Would you please copy each line of the listing that mentions "hashtag"?

*** Block opens ***

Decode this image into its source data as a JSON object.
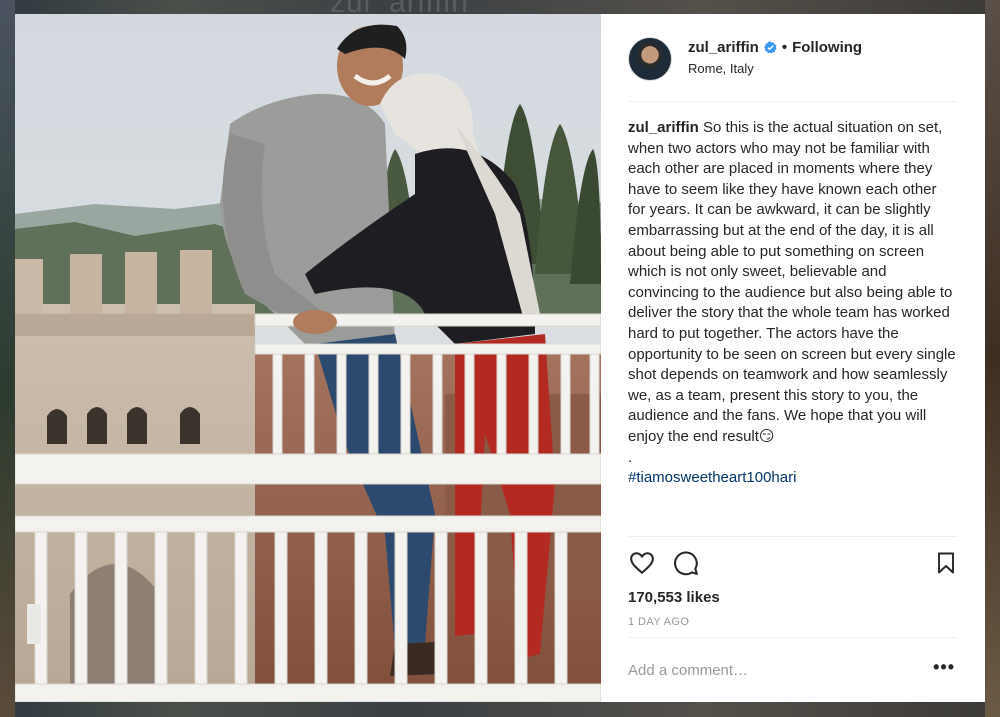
{
  "background": {
    "page_title_fragment": "zul_ariffin"
  },
  "post": {
    "username": "zul_ariffin",
    "verified": true,
    "separator": "•",
    "follow_status": "Following",
    "location": "Rome, Italy",
    "caption_username": "zul_ariffin",
    "caption_text": "So this is the actual situation on set, when two actors who may not be familiar with each other are placed in moments where they have to seem like they have known each other for years. It can be awkward, it can be slightly embarrassing but at the end of the day, it is all about being able to put something on screen which is not only sweet, believable and convincing to the audience but also being able to deliver the story that the whole team has worked hard to put together. The actors have the opportunity to be seen on screen but every single shot depends on teamwork and how seamlessly we, as a team, present this story to you, the audience and the fans. We hope that you will enjoy the end result😏",
    "caption_period": ".",
    "hashtag": "#tiamosweetheart100hari",
    "likes": "170,553 likes",
    "time_ago": "1 DAY AGO",
    "comment_placeholder": "Add a comment…",
    "more_options": "•••"
  },
  "icons": {
    "like": "heart-icon",
    "comment": "comment-bubble-icon",
    "save": "bookmark-icon",
    "verified": "verified-badge-icon"
  },
  "colors": {
    "text": "#262626",
    "muted": "#999999",
    "verified_blue": "#3897f0",
    "hashtag": "#003569",
    "divider": "#efefef"
  }
}
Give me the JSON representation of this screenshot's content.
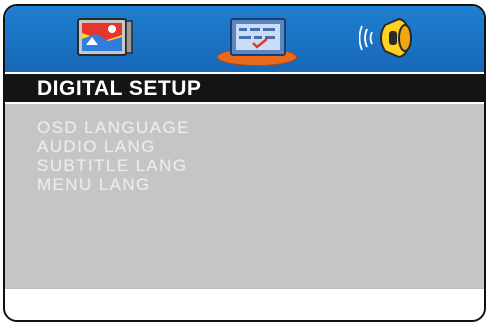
{
  "tabs": [
    {
      "icon": "tv-picture-icon"
    },
    {
      "icon": "screen-setup-icon"
    },
    {
      "icon": "speaker-audio-icon"
    }
  ],
  "header": {
    "title": "DIGITAL SETUP"
  },
  "menu": {
    "items": [
      {
        "label": "OSD LANGUAGE"
      },
      {
        "label": "AUDIO LANG"
      },
      {
        "label": "SUBTITLE LANG"
      },
      {
        "label": "MENU LANG"
      }
    ]
  },
  "colors": {
    "icon_bar": "#1a71c2",
    "header_bar": "#141414",
    "content_panel": "#c5c5c5",
    "selected_accent": "#e86a1c",
    "menu_text": "#ececec"
  }
}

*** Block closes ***

→ **Output of the exercise**:
    "hashtag": "#tiamosweetheart100hari",
    "hashtag": "#003569",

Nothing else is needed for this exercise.